I like to think of 3-dimensional arrays as a stack of similar sized matrices on top of each other. Or similarly, they can be thought of as a stack of similarly sized matrices beside each other.
There is a 3-dimensional array called iris built into Splus, this is a very famous dataset in statistics.
> iris > dim(iris) > iris[1,2,3] > iris[,(1:3),(2:4)] > iris[,-3,2]Yes, arrays are indexed just like matrices and vectors.
Try and rename the dimensions in the array using dimnames. Replace "Sepal W." with "Sepal Width", "Sepal L." with "Sepal Length", etc.
The aperm command is a generalization of the transpose command for arrays. You give it a vector as one of the arguments to give the new ordering of the variables in the array. The following examples will make it easier to understand.
> aperm(iris,c(1,2,3)) > aperm(iris,c(2,3,1)) > aperm(iris,c(3,2,1))The apply command is valid for arrays as well as matrices, it takes a bit of thought to see exactly what is happening.
> apply(iris,c(2,3),mean) > apply(iris,2,mean) > apply(iris,3,mean)It is sometimes useful to turn an array into a vector, or data frame and also to turn a vector or data frame into an array. This is a simple operation if you can keep track of how Splus constructs arrays and how it deconstructs them into vectors. Try the follwoing example for some ideas.
> a<-array(1:12,c(2,3,4)) > a > va<-as.vector(a) > va > aa<-array(va,c(2,3,4)) > aaBy now you will have turned an array into a vector, and then turned it back into an array. Can you see how Splus constructs arrays?
Problem: How would you construct a data frame with the first column being the observations from an array, the second column recording the first indices of the values in the array, the second column recording the second indices, and the third column recording the third indices? A simple example will help you do this.

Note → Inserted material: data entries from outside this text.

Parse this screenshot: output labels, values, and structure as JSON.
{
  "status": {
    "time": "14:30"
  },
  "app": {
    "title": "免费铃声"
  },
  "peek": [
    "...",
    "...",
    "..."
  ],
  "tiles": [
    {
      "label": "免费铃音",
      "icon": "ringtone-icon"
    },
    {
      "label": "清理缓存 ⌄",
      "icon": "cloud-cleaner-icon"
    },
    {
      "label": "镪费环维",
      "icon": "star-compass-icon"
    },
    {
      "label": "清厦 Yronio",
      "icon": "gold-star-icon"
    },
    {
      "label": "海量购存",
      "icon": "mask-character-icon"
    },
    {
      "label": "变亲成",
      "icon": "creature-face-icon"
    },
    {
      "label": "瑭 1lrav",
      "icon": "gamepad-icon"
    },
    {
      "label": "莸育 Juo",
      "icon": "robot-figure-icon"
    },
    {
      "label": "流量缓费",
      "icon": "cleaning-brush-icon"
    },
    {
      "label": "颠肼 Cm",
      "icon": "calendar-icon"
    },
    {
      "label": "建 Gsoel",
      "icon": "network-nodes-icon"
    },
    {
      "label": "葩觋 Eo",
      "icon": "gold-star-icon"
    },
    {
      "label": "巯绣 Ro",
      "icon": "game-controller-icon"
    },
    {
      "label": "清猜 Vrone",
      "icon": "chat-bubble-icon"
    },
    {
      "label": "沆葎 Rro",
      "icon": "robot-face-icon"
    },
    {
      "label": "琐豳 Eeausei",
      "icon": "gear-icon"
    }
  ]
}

If you ever need to check if an object is of a certain type just type a command like, as.vector (to check if it's a vector), as.array (to see if it's an array), as.matrix, as.data.frame etc.

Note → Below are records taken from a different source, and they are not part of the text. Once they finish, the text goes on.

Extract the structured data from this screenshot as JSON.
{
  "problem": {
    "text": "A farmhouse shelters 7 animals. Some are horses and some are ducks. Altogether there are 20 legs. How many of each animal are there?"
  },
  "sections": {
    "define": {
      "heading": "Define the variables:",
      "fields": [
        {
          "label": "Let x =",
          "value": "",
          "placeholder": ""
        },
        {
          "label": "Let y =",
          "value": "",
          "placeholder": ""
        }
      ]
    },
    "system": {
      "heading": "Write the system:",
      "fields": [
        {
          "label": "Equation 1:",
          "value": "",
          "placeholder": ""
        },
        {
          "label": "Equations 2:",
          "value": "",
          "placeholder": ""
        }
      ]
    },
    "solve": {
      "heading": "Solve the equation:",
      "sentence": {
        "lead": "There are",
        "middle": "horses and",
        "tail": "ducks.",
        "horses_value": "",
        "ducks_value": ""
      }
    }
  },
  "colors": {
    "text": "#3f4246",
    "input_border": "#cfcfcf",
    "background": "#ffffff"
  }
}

Example: Suppose we have a vector of country data relating to the citizenship of a sample of people. We can store this data in a text vector, but we will later see that a factor is a more useful form for storing this type of data.

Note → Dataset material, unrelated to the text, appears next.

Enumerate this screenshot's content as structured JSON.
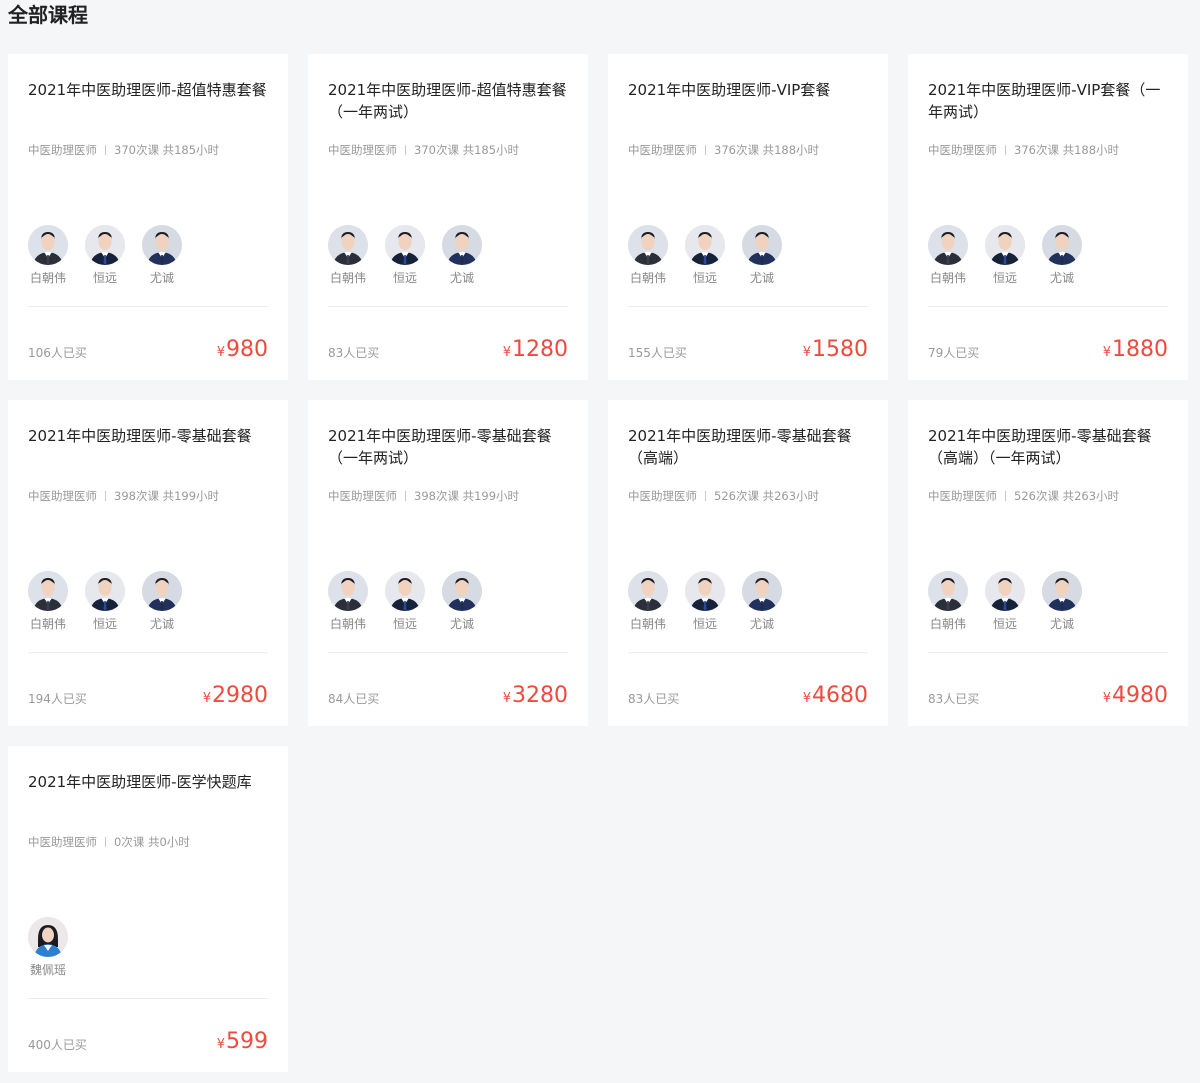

> country <- c("USA","Ger","USA","UK","Aus","Fra","Can","Can","USA","Fra","USA") > countryfac <- factor(country) > countryfacIn many of its functions Splus will treat a factor like an indicator function, you would notice this when doing regression using categorical data. Did you notice that the country names had no quotes?
> codes(countryfac)How did Splus come up with these codes for storing the factor? Try the following it should help.
> countrysfac2<-factor(country,levels=("USA","Can","Aus","Ger","Fra","UK","Bel")) > countryfac2 > codes(countryfac2)We can order the variables in a factor, just like some categorial data has a natural ordering.
Example: Suppose we just recorded the income class of a group of individuals, using the categories "Low", "Mid", "High". We can use a factor to store this information.
> income<-ordered(c("Mid","Low","High","Low","Mid","Mid","Low","High")) > incomeIt's not quite right yet, try the following fix, for our problem.
> inc<-ordered(c("Mid","Low","High","Low","Mid","Mid","Low","High"),levels=c("Low","Mid","High")) > incI tell you now, that you could have saved a bit of typing by just doing:
> ordered(income)<-c("Low","Mid","High") > incomeWe shall give a quick example of why factors can be useful.
Example: Suppose that we want to find the means of the age of the recorded above, by country. We happen to have the ages recorded in a vector ages.
> age <- c(54,44,40,43,37,55,34,60,47,42,61) > tapply(age,countryfac2,mean)This is much easier than having an indicator variable for each country and doing a tapply using those. In later labs factors will prove to be very useful when doing analysis of variance or linear regression.
Problem:
Judges | |||||
CZE | USA | CAN | |||
CZE | T | 54 | 54 | 55 | |
A | 57 | 54 | 56 | ||
Teams | USA | T | 53 | 54 | 56 |
A | 55 | 55 | 57 | ||
CAN | T | 56 | 57 | 57 | |
A | 57 | 58 | 58 |